To ensure thorough change control without unnecessary productivity loss, Swift Systems also used HighGear. Whenever a change was needed, an engineer would plan and document it properly, and then create a formal change request task in HighGear. A simple workflow would send the change request to the proper reviewers (configured to follow automated rules according to responsibility domains) and wait for the appropriate systems owners to approve the change, or request clarifications. If a request went unanswered, HighGear would send reminders to everyone before escalating it to the Facility Security Officer. Once the review process was complete and approvals were granted, the workflow would create an Engineering Work Order task and assign it to the original engineer. They could then complete the approved work, record their notes, and close the work order.
This simple workflow quickly routed and processed a high volume of changes every year, while keeping everyone aware of the status of requests and helping the team maintain high productivity. Some changes were flagged as risky or incomplete, and the iterative discussion and review process made them significantly safer when finally approved.
When the auditor asked for a report of changes made, there was no need to hunt through email archives or old documents. The team simply ran their change control report which listed every change with its requestor, description, and change date. The auditor selected a random sample for more analysis and was impressed by the level of detail recorded in each change. They were even able to use the HighGear audit trail to see which person approved each change, and how long they took to review it!
Even with the most careful change control and system engineering, undetected security issues can make a system vulnerable. A key tool for catching unknown issues is an automated vulnerability scan. Swift Systems had a quarterly HighGear process that assigned an engineer to run an enterprise-grade security scanner on all the servers in the data center. They then reviewed the results and created work orders to address any issues that were identified. Finally, they saved the scan reports, and any evidence needed to prove resolution, into the HighGear task itself and closed it.
Auditing these quarterly scans was easy, because they contained all the information about which servers had been scanned, who performed the scan, and the results of the scan and any remediation work completed.
Security incident reporting
Whether by good policy and practice, or extraordinary luck, Swift Systems never experienced any security incidents during the time we operated that company, nor while we remained their client after the sale. But even if you never need it, it is critical to have a clear process for reporting security incidents. Several email addresses were setup as receptacles for internal and external security, vulnerability, or abuse reports. These were routed through a triage and reporting process that assured that security and vulnerability reports were quickly routed to the right individuals or roles, and that abuse reports were routed to the team or role that “owned” the system the report was related to. While there were not any security reports that turned out to be real issues, being able to show an auditor that any possible issues had been tracked and triaged made getting through audits much faster. Numerous valid Abuse reports did come in, such as customers who were sending out spam, or customer owned BGP equipment that was incorrectly configured and sending bad data to other routers on the Internet, and likewise these reports flowed through that system generating traceable action reports and audit-ready records.

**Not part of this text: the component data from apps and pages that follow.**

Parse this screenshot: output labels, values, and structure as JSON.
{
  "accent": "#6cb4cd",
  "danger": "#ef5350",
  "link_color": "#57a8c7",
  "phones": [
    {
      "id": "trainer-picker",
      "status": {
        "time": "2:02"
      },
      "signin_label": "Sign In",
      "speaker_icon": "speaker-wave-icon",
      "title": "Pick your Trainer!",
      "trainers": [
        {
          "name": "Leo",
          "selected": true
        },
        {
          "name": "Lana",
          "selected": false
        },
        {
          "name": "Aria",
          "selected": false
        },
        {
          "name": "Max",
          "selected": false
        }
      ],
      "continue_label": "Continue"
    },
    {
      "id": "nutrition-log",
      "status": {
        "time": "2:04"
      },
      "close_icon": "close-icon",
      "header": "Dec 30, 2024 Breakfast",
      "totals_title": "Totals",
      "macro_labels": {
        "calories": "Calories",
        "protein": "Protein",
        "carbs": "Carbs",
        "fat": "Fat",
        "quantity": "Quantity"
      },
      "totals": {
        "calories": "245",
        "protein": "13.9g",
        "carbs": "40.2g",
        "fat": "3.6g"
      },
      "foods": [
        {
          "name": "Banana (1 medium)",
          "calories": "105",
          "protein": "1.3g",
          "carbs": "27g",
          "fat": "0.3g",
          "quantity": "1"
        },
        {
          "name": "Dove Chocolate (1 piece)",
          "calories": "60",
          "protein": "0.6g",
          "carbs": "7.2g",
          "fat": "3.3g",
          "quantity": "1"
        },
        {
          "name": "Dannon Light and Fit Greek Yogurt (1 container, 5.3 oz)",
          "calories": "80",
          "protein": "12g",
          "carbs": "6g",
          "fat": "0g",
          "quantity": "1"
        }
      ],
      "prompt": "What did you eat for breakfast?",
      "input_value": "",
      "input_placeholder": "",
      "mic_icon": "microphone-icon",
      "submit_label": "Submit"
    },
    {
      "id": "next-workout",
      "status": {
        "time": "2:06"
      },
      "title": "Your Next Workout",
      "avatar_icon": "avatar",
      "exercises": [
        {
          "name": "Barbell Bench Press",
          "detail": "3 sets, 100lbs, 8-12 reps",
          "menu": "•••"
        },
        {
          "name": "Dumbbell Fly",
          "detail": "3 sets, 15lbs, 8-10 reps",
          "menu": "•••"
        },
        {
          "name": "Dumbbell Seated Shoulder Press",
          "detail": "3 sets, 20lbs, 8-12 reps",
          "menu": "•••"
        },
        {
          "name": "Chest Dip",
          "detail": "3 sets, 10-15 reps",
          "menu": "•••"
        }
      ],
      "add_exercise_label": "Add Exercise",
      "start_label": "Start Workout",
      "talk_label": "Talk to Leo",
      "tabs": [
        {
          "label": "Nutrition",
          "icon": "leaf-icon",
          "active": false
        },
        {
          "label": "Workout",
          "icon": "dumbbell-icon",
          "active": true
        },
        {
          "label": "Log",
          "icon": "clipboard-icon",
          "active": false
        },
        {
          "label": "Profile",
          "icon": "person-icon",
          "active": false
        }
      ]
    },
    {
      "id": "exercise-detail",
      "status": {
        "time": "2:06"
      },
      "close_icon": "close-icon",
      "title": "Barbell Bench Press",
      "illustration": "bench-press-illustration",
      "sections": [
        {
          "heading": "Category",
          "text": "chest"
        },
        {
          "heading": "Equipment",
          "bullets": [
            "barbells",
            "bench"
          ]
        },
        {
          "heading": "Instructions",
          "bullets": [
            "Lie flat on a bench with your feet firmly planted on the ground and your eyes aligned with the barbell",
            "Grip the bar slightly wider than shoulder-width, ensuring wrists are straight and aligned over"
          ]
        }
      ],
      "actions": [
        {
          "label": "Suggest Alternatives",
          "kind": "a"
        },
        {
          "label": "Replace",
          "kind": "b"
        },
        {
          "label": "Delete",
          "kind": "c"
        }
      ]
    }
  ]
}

If you would like to explore how HighGear could help your team track work in a way that exceeds the needs of compliance and audit requirements of various types, please contact email@example.com.